A laparoscopic cholecystectomy may be done on an outpatient basis. In this case, you may be discharged home from the recovery room. You will get pain medicine as needed. A nurse may give it to you. Or you may give it to yourself through a device connected to your IV line.
You may have a thin plastic tube that goes through your nose into your stomach. This is to remove air that you swallow. The tube will be taken out when your bowels are working normally. You won’t be able to eat or drink until the tube is removed.
You may have 1 or more drains in the incision if an open procedure was done. The drains will be removed in a day or so. You might be discharged with the drain still in and covered with a dressing. Follow your healthcare provider’s instructions for taking care of it.
You will be asked to get out of bed a few hours after a laparoscopic procedure or by the next day after an open procedure. Depending on your situation, you may be given liquids to drink a few hours after surgery. You will slowly be able to eat more solid foods as tolerated. You should schedule a follow-up visit with your healthcare provider. This is usually 2 to 3 weeks after surgery.

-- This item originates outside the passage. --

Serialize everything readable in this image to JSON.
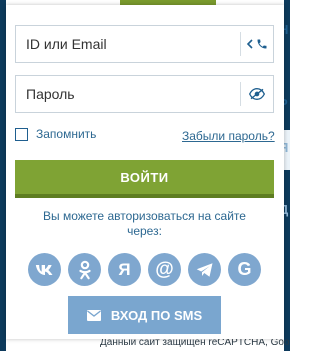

Once you are home, it’s important to keep the incision clean and dry. Your healthcare provider will give you specific bathing instructions. If stitches or surgical staples are used, they will be removed during a follow-up office visit. If adhesive strips are used, they should be kept dry and usually will fall off within a few days.
The incision and your abdominal muscles may ache, especially after long periods of standing. If you had a laparoscopic surgery, you may feel pain from any carbon dioxide gas still in your belly. This pain may last for a few days. It should feel a bit better each day.
Take a pain reliever as recommended by your healthcare provider. Aspirin or other pain medicines may raise your risk of bleeding. Be sure to take only medicines your healthcare provider has approved.
Walking and limited movement are generally fine. But you should avoid strenuous activity. Your healthcare provider will tell you when you can return to work and go back to normal activities.
Call your healthcare provider if you have any of the following:
Fever or chills
Redness, swelling, bleeding, or other drainage from the incision site
More pain around the incision site
Yellowing of your skin or the whites of your eyes (jaundice)
Belly or abdominal pain, cramping, or swelling
No bowel movement or gas for 3 days
Pain behind your breastbone